TASK GOAL:
Among the entries below, count the lines where the string "comandogolgota" occurs, and give only the number.

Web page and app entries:
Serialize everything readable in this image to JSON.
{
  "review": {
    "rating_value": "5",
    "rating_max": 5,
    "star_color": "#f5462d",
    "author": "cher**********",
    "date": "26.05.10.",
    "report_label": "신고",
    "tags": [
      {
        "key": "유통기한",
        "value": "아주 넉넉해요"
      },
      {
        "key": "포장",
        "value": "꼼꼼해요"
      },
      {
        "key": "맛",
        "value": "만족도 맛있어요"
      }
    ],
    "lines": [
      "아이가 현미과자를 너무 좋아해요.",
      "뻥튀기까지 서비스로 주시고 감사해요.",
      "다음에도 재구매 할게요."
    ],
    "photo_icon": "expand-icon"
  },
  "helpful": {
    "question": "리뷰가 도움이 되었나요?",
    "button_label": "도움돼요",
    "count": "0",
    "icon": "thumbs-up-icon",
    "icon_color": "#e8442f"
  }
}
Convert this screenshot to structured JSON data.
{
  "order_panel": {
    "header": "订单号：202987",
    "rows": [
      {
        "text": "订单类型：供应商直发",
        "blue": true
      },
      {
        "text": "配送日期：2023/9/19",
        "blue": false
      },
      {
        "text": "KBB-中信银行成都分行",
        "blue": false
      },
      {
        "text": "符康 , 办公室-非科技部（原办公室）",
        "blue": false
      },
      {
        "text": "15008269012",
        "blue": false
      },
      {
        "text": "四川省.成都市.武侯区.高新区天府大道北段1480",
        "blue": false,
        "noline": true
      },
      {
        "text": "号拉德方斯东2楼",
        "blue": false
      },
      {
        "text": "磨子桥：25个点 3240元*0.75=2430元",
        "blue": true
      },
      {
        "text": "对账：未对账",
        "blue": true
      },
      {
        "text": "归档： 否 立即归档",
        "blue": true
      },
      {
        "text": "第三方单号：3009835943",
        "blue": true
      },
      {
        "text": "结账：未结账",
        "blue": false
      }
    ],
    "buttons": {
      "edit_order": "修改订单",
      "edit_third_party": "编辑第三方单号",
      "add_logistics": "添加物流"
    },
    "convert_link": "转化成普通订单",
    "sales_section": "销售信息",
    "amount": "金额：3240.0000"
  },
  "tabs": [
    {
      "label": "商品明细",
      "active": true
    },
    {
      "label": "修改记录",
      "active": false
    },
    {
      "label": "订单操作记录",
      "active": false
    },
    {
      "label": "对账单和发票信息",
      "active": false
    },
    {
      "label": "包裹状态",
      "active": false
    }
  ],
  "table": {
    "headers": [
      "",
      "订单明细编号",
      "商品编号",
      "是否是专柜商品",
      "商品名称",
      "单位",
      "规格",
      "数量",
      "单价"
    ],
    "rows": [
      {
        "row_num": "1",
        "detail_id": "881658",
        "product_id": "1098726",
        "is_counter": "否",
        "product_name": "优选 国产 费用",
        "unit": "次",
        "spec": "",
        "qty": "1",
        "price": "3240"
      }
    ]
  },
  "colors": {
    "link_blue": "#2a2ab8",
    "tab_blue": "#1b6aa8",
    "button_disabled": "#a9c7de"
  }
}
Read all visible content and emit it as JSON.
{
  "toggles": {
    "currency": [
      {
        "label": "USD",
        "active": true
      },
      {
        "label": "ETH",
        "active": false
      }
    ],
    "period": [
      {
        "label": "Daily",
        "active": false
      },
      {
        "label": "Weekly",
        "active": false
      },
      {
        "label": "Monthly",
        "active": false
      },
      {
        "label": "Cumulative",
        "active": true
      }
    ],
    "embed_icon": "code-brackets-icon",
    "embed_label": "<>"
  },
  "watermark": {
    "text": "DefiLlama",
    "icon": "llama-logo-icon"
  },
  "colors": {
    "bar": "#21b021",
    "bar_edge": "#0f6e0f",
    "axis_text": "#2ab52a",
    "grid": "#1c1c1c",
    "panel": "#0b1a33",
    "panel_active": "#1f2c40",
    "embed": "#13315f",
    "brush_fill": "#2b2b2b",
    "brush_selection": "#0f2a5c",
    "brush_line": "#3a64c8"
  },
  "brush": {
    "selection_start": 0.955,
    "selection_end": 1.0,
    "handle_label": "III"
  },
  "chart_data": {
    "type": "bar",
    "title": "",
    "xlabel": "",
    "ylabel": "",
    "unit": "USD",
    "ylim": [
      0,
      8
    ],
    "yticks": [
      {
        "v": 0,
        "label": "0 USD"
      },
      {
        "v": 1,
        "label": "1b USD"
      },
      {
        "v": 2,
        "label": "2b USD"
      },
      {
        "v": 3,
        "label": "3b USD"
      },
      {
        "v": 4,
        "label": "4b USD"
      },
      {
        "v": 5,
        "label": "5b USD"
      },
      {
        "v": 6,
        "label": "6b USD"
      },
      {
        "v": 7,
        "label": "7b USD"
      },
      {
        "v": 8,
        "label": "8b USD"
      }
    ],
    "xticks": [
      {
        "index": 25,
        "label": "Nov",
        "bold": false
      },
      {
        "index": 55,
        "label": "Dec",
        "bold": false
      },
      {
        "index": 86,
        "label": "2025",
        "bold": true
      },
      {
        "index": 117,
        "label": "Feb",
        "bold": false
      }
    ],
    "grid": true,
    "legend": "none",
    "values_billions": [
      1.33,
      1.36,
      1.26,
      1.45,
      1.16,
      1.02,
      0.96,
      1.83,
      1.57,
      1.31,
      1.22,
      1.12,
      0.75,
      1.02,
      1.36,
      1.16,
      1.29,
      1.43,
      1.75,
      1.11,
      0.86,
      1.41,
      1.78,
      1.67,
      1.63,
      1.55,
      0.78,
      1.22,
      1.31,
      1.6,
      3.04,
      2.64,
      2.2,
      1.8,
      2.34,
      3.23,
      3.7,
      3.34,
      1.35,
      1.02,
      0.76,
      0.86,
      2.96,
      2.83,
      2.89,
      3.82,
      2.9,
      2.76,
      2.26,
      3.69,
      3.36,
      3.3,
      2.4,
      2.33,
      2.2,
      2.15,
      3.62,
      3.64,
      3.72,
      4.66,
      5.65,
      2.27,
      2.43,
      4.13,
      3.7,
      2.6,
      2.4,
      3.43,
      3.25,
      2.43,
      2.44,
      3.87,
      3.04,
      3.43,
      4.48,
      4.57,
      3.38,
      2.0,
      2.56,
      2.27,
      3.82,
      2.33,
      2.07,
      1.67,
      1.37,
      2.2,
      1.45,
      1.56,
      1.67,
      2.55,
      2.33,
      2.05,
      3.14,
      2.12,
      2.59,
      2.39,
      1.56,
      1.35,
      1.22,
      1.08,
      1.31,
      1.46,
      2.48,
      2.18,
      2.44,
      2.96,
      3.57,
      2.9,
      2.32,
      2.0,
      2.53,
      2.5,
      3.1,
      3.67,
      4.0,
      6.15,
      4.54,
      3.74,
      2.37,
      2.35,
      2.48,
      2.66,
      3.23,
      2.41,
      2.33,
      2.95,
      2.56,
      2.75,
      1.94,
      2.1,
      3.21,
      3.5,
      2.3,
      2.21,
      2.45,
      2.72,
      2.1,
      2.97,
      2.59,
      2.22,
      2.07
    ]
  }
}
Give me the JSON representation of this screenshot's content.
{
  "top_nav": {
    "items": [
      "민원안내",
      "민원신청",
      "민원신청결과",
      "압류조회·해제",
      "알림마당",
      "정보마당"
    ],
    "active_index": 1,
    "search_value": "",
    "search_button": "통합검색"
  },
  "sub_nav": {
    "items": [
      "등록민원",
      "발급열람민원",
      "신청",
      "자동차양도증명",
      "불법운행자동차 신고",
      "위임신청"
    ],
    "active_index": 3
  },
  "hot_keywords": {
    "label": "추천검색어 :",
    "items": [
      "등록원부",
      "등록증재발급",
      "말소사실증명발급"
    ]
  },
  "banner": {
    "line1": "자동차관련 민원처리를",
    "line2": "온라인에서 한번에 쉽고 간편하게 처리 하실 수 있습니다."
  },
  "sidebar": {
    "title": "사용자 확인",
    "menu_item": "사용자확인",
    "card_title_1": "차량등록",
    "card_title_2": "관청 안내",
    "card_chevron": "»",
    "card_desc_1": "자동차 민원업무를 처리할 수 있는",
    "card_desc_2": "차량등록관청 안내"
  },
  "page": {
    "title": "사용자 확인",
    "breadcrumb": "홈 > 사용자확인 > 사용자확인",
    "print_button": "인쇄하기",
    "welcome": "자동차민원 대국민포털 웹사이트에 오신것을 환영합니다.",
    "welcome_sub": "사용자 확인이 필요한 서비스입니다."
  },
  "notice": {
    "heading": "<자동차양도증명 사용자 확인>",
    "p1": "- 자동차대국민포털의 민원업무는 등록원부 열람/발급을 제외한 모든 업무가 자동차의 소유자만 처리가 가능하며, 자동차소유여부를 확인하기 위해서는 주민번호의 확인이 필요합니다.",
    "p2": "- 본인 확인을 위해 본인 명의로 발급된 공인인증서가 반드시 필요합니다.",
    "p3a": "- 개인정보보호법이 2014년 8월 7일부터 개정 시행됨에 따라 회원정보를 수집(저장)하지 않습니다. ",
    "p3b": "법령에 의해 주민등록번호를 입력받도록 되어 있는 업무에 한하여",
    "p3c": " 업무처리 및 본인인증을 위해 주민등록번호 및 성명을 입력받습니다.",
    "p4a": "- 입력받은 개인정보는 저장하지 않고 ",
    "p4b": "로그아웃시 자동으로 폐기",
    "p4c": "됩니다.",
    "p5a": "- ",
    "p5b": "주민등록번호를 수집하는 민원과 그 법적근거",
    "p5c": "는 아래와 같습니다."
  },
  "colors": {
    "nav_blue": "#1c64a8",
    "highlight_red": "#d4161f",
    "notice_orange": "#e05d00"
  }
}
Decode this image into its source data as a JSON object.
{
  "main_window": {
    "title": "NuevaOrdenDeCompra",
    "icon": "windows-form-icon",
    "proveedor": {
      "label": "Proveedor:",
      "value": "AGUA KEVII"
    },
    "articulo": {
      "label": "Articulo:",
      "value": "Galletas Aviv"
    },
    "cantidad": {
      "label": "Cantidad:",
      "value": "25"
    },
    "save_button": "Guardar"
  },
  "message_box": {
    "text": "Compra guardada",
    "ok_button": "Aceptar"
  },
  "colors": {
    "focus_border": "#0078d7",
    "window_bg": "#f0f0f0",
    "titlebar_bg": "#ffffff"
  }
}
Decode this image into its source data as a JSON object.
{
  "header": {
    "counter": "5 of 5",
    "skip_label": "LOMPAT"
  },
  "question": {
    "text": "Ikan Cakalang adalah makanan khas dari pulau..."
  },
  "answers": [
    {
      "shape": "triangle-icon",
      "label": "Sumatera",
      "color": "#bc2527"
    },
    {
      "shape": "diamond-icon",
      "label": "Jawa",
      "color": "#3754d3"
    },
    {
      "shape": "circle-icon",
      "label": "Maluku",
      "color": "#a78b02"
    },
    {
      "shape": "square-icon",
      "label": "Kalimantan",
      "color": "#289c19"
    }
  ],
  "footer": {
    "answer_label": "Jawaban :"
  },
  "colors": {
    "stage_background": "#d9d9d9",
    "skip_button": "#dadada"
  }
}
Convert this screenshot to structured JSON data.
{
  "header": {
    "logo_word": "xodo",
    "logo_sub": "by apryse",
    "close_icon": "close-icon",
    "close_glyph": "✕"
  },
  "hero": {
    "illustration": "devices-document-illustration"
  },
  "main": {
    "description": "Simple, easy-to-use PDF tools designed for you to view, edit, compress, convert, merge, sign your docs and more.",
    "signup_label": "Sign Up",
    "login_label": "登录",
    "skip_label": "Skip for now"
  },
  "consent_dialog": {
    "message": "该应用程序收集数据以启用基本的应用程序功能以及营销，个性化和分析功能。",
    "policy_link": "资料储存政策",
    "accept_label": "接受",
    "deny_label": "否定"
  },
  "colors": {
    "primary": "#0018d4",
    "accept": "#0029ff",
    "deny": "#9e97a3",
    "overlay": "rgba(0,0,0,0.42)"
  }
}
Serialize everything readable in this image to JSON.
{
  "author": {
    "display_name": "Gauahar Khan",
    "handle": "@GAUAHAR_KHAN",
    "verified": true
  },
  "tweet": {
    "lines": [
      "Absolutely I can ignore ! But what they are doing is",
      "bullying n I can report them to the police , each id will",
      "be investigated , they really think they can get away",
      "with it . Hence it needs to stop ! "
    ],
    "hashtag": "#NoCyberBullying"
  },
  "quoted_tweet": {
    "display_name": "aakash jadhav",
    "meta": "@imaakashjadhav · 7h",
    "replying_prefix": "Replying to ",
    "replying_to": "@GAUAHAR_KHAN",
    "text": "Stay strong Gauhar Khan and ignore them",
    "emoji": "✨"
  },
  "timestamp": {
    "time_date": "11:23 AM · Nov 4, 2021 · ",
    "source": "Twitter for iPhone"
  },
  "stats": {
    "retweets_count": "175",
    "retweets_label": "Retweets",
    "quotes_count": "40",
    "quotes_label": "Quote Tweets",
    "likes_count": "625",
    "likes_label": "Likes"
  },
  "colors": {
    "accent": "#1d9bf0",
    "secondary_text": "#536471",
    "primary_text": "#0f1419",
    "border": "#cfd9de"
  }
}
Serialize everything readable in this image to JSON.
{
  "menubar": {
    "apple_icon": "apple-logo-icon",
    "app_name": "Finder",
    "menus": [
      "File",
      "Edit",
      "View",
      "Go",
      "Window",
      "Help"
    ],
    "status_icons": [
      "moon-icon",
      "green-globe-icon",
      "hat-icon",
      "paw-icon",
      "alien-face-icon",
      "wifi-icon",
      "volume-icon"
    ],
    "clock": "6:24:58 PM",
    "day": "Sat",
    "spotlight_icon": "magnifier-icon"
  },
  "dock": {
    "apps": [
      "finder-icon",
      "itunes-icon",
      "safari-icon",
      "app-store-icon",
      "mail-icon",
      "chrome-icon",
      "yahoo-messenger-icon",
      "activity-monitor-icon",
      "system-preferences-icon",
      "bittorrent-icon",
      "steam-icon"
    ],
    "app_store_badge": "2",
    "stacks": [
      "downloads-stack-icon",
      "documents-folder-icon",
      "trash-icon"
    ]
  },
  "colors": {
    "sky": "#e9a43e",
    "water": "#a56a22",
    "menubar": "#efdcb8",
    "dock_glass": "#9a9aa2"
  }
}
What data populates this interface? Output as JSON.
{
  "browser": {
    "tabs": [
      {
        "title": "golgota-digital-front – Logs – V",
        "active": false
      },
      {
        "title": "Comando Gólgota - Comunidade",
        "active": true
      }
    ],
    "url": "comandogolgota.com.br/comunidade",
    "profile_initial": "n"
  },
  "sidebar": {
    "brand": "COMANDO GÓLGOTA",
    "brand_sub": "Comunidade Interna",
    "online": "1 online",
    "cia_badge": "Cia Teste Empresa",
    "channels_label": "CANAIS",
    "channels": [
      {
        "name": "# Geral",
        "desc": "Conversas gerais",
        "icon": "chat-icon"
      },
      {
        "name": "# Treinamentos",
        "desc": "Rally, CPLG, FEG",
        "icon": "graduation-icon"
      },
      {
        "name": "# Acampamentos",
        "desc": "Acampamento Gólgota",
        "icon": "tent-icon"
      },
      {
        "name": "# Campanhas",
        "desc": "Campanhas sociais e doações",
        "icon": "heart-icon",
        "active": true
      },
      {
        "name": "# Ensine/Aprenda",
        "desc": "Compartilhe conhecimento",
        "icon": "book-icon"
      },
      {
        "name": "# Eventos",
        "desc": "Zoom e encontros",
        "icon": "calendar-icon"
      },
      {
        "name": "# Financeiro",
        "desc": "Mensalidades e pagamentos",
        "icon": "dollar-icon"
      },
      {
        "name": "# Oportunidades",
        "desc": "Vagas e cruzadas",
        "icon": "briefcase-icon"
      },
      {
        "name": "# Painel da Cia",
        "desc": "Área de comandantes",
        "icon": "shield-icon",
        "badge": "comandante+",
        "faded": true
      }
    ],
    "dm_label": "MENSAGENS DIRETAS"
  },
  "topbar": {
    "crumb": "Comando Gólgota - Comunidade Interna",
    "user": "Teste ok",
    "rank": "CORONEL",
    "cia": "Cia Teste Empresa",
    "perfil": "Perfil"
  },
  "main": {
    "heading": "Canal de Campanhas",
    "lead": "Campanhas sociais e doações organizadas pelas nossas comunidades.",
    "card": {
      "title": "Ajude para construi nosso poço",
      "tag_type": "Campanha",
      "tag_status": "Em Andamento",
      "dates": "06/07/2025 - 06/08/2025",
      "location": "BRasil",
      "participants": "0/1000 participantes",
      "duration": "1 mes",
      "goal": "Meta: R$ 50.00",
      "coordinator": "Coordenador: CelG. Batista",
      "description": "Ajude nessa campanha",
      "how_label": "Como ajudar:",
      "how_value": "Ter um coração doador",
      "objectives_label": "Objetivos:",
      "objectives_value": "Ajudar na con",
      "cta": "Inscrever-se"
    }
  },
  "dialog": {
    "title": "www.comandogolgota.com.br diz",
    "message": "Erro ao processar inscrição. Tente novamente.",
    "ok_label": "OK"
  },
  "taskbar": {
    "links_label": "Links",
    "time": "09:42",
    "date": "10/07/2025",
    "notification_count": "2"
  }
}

SOLVED PROBLEM:
2